INSTRUCTIONS TO FOLLOW: Look through the entries below and show every line containing the word "telefon".

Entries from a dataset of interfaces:
▼

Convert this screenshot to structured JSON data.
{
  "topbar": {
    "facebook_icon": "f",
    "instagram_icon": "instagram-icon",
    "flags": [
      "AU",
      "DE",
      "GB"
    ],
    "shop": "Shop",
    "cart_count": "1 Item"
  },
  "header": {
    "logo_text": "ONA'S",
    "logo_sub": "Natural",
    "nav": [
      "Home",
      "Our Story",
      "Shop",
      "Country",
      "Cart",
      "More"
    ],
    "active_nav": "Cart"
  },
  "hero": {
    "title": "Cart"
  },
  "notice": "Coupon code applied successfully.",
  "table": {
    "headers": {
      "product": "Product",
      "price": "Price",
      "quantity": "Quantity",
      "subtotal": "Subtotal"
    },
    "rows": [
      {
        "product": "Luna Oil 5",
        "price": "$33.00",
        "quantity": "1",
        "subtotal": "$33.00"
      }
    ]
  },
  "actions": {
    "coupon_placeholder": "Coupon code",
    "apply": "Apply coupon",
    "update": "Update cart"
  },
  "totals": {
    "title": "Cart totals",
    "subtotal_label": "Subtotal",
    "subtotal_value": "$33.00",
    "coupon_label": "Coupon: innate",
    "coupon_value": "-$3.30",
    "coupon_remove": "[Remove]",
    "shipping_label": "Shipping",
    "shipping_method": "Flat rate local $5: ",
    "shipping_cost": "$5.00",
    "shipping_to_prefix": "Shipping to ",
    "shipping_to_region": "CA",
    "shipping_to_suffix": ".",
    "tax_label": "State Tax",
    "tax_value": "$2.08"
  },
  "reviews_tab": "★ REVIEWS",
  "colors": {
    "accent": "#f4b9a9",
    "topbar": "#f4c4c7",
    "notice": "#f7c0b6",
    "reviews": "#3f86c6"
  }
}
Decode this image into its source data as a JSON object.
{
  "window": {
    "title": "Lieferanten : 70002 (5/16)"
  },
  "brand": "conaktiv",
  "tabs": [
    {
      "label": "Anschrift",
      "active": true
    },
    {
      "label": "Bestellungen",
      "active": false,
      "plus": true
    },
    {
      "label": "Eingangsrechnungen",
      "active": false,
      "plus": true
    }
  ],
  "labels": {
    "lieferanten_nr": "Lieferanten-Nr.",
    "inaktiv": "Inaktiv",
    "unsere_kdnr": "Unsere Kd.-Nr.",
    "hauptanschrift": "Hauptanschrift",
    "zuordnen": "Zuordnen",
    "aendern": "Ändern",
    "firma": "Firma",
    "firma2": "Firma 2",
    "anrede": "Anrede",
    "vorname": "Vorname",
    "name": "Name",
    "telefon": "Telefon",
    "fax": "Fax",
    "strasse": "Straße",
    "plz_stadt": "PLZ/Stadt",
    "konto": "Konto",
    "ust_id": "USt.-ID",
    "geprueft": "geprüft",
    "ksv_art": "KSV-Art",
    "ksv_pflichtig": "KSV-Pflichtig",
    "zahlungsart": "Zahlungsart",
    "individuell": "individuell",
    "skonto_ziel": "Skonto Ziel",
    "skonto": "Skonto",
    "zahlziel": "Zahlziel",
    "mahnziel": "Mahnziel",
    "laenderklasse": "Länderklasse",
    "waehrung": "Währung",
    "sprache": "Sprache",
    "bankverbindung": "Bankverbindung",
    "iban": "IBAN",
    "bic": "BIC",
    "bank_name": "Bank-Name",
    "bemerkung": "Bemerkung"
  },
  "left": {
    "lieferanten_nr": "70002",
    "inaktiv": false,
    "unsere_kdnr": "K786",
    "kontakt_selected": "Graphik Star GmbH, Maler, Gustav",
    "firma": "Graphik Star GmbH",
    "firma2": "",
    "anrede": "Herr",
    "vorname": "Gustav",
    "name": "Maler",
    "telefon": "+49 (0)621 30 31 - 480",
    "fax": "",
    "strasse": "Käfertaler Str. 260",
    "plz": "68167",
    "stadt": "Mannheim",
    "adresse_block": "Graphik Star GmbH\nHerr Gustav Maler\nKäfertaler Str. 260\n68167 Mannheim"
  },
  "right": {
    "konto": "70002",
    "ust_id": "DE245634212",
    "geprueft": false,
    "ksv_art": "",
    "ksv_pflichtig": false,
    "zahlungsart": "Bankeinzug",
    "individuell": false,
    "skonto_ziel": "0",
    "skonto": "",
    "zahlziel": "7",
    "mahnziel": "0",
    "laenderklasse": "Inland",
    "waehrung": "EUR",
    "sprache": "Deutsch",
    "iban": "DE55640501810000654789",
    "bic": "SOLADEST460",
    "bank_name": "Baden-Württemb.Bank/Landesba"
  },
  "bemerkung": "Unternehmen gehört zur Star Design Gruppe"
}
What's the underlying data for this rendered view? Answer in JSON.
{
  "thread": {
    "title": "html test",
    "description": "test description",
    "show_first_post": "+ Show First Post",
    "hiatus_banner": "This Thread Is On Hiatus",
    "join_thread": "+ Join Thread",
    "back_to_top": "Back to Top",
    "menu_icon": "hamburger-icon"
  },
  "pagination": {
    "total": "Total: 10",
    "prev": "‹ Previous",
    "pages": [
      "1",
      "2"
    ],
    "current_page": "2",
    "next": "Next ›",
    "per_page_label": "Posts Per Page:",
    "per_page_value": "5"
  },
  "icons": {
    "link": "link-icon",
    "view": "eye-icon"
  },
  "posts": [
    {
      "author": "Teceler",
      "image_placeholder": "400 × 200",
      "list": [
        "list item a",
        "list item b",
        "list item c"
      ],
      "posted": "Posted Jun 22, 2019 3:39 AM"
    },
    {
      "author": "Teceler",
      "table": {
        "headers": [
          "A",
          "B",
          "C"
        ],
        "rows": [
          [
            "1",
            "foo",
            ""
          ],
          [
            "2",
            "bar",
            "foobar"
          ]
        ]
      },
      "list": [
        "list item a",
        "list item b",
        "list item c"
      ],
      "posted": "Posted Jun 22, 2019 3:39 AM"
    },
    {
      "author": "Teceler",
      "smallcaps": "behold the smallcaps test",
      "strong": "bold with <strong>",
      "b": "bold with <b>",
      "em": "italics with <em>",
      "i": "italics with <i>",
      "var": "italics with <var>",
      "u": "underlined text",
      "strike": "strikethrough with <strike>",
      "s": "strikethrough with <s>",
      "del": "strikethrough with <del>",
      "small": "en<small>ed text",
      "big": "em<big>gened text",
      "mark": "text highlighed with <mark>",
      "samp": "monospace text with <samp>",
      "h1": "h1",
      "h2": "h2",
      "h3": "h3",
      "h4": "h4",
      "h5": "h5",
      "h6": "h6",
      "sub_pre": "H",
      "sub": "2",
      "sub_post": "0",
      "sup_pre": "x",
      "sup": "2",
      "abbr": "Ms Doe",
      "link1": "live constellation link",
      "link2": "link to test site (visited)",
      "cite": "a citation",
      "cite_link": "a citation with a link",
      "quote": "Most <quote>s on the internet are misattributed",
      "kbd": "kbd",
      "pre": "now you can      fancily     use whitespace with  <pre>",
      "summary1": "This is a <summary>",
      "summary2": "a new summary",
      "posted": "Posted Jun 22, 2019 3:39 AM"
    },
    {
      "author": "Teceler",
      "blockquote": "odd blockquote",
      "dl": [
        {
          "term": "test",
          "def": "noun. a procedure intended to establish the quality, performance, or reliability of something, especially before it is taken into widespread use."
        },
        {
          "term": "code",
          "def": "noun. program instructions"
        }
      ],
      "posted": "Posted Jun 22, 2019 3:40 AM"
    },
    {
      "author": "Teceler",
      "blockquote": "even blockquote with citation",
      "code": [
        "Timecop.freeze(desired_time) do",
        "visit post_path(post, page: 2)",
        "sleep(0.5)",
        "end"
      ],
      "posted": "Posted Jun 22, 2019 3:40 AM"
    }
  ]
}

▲

SOLVED EXERCISE:
    "telefon": "Telefon",
    "telefon": "+49 (0)621 30 31 - 480",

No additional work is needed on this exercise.